A fundamental difference between the left and right concerns how each assesses public policies. The right asks, “Does it do good?” The left asks a different question.
One example is the minimum wage. In 1987, The New York Times editorialized against any minimum wage.
“There’s a virtual consensus among economists,” wrote the Times, “that the minimum wage is an idea whose time has passed. Raising the minimum wage by a substantial amount would price working poor people out of the job market . . . More important, it would increase unemployment . . . The idea of using a minimum wage to overcome poverty is old, honorable — and fundamentally flawed.”
Why did the Times take this stance? Because it asked the conservative question: “Does it do good?”
But 27 years later, the Times editorial page wrote the very opposite and called for a major increase in the minimum wage. The page had moved further left and was now preoccupied not with what does good — but with income inequality, which feels bad.
It lamented the fact that a low hourly minimum wage had not “softened the hearts of its opponents” — Republicans and their supporters.

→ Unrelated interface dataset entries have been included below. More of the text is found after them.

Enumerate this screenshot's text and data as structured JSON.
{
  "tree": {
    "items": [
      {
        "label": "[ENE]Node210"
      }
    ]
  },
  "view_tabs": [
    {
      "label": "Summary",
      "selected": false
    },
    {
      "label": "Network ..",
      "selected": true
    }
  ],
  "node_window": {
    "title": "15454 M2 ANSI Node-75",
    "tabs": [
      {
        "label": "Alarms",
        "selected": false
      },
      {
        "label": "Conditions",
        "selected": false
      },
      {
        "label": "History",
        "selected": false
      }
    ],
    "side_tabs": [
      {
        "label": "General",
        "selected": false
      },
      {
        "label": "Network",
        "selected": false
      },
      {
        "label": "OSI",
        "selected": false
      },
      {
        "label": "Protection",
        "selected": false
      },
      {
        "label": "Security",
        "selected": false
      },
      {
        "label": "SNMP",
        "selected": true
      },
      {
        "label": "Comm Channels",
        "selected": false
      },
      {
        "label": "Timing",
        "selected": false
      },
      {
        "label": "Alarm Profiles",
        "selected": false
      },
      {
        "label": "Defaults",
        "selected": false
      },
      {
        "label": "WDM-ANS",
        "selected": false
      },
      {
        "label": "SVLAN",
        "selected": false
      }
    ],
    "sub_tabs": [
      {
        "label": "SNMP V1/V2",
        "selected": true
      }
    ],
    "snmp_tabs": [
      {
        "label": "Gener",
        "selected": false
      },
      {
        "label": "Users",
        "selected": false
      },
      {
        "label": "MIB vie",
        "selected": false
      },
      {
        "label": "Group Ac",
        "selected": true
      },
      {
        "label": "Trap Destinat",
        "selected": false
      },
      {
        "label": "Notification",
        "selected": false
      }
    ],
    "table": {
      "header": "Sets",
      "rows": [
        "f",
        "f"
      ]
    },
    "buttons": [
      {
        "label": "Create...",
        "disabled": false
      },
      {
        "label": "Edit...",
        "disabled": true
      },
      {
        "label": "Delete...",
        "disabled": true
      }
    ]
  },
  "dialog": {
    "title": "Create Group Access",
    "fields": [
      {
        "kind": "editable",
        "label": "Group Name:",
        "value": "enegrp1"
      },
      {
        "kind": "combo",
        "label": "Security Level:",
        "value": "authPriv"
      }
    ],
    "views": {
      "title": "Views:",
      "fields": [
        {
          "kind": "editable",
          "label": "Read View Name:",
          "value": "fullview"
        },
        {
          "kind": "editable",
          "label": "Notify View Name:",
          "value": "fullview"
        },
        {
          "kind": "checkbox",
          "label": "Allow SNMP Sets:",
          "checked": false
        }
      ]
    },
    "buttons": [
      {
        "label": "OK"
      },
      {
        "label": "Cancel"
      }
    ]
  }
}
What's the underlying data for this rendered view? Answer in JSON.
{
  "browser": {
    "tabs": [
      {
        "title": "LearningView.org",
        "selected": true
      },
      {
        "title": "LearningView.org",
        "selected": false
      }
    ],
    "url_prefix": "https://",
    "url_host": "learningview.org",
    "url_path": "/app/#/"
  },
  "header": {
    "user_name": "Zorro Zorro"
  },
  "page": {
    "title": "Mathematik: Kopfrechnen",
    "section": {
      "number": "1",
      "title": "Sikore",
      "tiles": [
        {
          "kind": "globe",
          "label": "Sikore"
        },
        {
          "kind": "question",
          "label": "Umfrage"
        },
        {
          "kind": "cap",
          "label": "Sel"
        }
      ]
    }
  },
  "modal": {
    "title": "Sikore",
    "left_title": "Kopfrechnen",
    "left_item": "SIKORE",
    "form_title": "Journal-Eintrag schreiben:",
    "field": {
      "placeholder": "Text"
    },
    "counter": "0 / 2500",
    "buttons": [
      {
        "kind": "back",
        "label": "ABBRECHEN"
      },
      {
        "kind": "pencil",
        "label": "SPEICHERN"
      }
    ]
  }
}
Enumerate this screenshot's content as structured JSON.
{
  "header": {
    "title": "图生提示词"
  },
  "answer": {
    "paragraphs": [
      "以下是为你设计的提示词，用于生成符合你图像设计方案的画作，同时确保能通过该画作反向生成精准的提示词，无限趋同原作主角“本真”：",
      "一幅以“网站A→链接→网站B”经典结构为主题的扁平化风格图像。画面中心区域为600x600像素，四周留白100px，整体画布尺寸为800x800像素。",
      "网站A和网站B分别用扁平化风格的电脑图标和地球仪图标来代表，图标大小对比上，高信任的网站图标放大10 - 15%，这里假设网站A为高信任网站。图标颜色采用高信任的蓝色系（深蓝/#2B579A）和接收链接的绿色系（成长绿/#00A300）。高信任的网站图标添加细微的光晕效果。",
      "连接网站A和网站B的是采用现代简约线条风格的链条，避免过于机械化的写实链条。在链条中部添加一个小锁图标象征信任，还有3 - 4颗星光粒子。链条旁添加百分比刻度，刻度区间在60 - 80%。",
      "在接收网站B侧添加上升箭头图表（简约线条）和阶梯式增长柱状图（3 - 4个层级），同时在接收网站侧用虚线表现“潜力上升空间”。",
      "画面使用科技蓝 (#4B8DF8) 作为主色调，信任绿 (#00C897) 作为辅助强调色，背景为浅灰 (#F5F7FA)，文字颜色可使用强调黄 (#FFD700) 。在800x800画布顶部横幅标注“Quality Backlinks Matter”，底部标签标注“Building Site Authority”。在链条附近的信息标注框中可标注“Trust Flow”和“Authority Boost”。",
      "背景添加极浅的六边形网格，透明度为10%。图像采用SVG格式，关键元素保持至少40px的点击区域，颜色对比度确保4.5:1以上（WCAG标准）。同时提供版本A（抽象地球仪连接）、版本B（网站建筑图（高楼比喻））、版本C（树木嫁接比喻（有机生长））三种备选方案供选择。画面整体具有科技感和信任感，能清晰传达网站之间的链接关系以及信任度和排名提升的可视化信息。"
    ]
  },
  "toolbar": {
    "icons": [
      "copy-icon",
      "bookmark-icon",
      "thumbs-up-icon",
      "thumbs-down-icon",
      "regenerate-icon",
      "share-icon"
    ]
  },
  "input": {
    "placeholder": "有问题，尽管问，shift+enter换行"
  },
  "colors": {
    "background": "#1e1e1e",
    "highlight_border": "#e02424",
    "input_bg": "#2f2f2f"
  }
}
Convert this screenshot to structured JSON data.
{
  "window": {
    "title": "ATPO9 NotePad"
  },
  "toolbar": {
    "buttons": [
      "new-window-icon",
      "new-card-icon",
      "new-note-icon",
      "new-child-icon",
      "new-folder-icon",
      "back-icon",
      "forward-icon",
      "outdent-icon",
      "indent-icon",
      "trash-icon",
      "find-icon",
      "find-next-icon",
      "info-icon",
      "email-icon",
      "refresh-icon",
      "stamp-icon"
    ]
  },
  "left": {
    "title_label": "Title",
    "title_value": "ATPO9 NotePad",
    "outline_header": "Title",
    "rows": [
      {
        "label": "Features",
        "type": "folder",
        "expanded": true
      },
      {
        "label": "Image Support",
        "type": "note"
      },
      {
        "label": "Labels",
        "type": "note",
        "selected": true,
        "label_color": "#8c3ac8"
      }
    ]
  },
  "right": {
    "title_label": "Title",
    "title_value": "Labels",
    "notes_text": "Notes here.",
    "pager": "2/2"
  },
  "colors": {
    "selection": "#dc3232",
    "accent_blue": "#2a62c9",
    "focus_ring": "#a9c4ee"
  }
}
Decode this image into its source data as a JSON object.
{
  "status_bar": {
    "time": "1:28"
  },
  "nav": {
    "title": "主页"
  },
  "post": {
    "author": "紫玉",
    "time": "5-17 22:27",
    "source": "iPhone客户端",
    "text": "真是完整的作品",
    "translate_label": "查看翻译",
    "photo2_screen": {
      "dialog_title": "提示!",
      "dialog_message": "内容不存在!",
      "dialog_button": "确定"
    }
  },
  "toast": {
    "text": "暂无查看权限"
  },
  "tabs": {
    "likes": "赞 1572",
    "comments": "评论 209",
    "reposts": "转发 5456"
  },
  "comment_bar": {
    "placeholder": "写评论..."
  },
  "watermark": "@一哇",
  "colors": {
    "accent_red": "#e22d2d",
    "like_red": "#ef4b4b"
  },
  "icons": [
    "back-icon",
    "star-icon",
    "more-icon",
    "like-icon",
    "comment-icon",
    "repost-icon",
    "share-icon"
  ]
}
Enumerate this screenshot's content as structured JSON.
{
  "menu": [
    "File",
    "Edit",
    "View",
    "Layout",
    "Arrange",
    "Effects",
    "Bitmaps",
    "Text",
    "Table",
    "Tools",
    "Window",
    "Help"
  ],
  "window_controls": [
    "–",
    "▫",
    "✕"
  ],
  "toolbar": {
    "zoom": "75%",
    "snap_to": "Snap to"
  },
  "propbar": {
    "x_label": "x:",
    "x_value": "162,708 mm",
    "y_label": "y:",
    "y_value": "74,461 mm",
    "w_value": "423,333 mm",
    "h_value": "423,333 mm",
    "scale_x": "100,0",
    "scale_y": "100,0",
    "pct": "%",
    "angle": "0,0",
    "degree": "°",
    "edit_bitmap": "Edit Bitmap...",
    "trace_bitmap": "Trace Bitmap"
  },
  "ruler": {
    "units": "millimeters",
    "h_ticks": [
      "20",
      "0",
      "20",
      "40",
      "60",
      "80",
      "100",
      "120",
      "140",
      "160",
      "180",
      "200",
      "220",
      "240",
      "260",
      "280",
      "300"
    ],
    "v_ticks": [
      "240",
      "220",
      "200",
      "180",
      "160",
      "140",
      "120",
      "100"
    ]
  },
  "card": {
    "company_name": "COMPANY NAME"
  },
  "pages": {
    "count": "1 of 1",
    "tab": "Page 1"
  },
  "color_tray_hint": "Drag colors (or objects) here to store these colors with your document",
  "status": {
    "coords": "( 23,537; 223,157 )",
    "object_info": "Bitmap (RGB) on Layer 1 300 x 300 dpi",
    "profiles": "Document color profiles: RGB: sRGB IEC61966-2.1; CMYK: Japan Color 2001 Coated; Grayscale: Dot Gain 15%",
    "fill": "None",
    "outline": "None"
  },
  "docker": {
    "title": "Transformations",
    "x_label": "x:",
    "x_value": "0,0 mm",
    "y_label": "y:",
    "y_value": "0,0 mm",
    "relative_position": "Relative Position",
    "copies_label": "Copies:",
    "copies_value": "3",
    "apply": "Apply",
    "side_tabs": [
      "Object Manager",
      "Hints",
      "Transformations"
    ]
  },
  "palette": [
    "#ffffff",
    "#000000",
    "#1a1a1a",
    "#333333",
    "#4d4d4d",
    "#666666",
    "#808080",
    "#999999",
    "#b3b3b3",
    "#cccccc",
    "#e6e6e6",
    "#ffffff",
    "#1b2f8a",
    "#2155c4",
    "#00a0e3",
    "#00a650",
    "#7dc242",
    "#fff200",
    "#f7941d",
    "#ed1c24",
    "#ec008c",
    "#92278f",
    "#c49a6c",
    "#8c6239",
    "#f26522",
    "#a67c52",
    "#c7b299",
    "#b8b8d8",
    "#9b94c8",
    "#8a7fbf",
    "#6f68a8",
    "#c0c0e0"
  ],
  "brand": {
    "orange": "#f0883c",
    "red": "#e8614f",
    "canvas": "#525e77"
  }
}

A second example is affirmative action. Study after study has shown at least two deleterious effects that race-based affirmative action have had on black students.
One bad effect is that more black students fail to graduate college — because they have too often been admitted to a college that demands more academic rigor than they were prepared for. Rather than attend a school that matches their skills, a school where they might thrive, they fail at a school where they are over-matched.
The other bad result is that many, if not most, black students feel a dark cloud hanging over them. They suspect that other students wonder whether they, the black students, were admitted into the college because of merit or because standards were lowered.
It would seem that the last question supporters of race-based affirmative action ask is, “Does it do good?”
A third example is pacifism and other forms of “peace activism.”
The left has a soft spot for pacifism — the belief that killing another human being is always immoral. The right, on the other hand, while just as desirous of peace as the left — what parent wants their child to die in battle? — knows that pacifism and most “peace activists” increase the chances of war, not peace.
Nothing guarantees the triumph of evil like refusing to fight it. Great evil is therefore never defeated by peace activists, but by superior military might. The Allied victory in WW II is an obvious example.
Supporters of pacifism, peace studies, American nuclear disarmament, American military withdrawal from countries in which it has fought, do not ask, “Does it do good?’
Did the withdrawal of America from Iraq do good? Of course not. It only led to the rise of Islamic State with its mass murder and torture.
If, in assessing what public policies to pursue, conservatives ask “Does it do good?” what question do liberals ask?
The answer is, “Does it make people — including myself — feel good?”
Why do liberals support a higher minimum wage if doesn’t do good? Because it makes the recipients of the higher wage feel good (even if other workers lose their jobs when restaurants and other businesses that cannot afford the higher wage close) and it makes liberals feel good about themselves.
Why do liberals support race-based affirmative action? For the same reasons. It makes the recipients feel good when they are admitted to more prestigious colleges. It makes liberals feel good about themselves for appearing to right the wrongs of historical racism.
Perhaps the best example is the self-esteem movement. It has had an almost wholly negative effect on a generation of Americans raised to have high self-esteem without having earned it. They suffer from narcissism and an inability to deal with life’s inevitable setbacks. But self-esteem feels good.
Feelings — not reason — is what liberalism is largely about. Reason asks: “Does it do good?” Liberalism asks, “Does it feel good?”